Most speakers of Unserdeutsch are bilingual; speaking either Standard German, English, Tok Pisin or Kuanua. Most speakers are middle-aged or older, although younger members of the community may comprehend the language. The descendant of a pidginised form of Standard German which originated in the Gazelle Peninsula of New Britain during German colonial times among the Catholic mixed-race (Vunapope) community. With increased mobility and intermarriage, it has been disappearing in the last few decades.
Unserdeutsch presumably influenced the development of its neighbour, Tok Pisin. Unlike Namibian Black German in Namibia, it is a creole; indeed, it is the only creole that developed from colonial German.
- Peter Mühlhäusler: Tracing the roots of pidgin German. In: Language and Communication, 4/(1)/1984, S. 27–57. ISSN 0271-5309
- Craig A. Volker: Rabaul Creole German Syntax. In: Working Papers in Linguistics, University of Hawaii 21/1989, S.153-189 (online)
- Craig A. Volker: The rise and decline of Rabaul Creole German, Language and Linguistics in Melanesia. In: John Lynch (ed.): Oceanic studies : proceedings of the first international conference on oceanic linguistics Australian Nat. Univ., Canberra 1996, ISBN 0-85883-440-5 (older edition available here)

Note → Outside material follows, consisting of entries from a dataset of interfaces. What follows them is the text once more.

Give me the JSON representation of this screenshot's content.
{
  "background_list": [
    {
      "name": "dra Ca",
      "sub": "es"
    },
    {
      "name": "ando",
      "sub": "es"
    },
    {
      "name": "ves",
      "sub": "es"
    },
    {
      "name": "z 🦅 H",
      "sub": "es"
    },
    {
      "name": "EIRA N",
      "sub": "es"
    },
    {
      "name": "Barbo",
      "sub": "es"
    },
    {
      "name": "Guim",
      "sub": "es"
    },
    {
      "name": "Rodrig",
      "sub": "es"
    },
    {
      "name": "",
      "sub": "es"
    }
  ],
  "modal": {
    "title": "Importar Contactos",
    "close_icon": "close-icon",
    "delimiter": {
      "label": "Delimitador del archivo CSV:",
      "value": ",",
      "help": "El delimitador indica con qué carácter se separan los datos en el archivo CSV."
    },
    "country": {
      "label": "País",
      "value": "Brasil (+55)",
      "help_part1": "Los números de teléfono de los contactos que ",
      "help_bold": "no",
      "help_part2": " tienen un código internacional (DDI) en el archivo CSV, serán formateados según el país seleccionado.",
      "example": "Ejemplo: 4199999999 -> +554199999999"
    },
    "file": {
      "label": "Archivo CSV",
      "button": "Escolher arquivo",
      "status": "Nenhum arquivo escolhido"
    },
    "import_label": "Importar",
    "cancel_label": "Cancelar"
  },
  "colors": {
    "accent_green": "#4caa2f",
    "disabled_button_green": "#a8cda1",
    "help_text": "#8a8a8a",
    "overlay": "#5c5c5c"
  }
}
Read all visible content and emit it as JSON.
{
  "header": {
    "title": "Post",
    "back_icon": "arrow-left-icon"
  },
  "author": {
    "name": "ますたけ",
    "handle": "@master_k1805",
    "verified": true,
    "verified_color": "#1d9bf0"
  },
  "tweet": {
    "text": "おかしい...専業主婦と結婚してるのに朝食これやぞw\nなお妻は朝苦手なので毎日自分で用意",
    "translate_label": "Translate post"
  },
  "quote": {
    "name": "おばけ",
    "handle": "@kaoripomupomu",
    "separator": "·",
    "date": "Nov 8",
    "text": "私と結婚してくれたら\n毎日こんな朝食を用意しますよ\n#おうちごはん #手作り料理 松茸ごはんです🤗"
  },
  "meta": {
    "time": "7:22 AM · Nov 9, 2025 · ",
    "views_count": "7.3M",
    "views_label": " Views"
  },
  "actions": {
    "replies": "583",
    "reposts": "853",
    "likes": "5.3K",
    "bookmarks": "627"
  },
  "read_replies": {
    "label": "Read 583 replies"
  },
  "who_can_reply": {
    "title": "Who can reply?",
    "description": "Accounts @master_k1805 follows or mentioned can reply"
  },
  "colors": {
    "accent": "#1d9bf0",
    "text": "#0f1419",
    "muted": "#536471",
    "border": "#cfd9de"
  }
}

- Volker, The birth and decline of Rabaul Creole German
- Unserdeutsch homepage of the German Society for Endangered Languages